**Problem to work on:**
In the entries below, some lines hold the string "right"; please say how many, giving the number and nothing else.

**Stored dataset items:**
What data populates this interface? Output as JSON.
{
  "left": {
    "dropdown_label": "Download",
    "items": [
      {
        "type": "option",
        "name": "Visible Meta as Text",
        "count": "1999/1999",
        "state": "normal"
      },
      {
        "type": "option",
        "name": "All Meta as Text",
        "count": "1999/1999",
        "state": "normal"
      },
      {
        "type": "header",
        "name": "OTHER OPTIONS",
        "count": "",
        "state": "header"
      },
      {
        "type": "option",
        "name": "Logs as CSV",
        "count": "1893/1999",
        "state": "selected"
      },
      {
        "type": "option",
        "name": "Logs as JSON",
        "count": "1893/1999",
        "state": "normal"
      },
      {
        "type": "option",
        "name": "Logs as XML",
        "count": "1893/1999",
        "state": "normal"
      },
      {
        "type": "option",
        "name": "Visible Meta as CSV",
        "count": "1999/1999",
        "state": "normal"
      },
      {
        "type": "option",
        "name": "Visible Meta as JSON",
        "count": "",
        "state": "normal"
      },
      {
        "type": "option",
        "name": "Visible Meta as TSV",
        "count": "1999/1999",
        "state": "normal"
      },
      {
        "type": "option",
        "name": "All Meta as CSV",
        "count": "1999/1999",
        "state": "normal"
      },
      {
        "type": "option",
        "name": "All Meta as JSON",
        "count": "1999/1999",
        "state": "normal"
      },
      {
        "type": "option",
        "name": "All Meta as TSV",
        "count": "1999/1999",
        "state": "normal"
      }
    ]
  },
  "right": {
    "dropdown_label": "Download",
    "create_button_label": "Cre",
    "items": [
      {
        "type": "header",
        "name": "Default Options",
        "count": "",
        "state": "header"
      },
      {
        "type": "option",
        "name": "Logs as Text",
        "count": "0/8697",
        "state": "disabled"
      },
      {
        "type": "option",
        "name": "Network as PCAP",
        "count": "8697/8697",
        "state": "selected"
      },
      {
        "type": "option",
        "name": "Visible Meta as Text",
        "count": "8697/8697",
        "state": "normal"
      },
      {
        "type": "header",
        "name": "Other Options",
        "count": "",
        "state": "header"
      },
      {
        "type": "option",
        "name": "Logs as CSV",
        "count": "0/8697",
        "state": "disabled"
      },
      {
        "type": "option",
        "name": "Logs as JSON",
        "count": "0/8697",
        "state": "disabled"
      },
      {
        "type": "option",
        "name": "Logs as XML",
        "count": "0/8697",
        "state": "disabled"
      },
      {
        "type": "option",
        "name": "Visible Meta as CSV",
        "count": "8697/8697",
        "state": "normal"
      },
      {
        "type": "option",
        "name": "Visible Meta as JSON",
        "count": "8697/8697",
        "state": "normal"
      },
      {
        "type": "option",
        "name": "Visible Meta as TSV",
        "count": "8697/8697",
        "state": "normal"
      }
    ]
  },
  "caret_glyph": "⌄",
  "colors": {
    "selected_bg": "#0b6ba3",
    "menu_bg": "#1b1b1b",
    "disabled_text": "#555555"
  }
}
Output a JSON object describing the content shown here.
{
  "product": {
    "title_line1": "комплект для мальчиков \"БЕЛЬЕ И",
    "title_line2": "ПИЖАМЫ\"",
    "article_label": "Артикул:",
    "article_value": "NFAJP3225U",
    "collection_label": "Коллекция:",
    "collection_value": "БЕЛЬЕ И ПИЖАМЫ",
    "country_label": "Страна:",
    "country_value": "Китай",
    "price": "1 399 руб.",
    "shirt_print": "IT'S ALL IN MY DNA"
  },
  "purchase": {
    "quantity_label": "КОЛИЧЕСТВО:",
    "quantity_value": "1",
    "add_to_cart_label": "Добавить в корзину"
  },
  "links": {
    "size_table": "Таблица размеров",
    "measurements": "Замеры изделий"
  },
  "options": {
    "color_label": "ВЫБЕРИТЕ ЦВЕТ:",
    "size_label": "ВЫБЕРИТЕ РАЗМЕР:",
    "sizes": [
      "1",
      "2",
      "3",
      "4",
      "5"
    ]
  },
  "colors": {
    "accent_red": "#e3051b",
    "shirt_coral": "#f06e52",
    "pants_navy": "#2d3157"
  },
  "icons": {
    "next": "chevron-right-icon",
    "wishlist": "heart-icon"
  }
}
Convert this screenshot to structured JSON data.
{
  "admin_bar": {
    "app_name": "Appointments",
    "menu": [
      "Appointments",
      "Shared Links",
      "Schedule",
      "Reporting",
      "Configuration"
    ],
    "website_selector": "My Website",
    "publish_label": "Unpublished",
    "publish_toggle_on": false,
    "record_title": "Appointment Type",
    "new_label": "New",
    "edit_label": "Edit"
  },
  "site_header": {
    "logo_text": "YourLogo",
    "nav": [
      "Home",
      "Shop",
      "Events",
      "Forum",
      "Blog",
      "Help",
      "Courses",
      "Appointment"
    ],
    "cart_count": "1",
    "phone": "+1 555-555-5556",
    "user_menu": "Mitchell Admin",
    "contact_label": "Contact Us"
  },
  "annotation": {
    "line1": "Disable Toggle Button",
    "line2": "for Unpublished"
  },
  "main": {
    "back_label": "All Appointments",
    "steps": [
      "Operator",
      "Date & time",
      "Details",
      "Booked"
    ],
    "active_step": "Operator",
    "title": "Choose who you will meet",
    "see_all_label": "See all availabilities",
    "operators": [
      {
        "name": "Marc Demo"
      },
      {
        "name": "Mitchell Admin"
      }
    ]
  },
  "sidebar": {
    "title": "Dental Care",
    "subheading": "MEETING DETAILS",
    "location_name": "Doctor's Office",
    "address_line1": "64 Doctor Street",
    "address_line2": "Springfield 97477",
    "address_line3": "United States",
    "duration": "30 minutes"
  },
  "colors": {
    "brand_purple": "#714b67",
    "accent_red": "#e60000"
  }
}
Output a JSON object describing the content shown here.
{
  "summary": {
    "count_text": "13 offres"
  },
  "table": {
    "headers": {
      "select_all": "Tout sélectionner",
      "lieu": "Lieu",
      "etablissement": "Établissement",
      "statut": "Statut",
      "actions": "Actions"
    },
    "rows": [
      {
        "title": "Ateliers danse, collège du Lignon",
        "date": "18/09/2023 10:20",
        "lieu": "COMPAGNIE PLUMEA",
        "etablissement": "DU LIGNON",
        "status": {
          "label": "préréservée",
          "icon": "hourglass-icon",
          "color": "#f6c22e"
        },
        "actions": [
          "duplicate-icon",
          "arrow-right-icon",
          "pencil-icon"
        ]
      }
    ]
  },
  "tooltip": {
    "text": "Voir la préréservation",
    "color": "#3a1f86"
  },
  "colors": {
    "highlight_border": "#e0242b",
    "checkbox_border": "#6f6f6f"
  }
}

**Finished task:**
3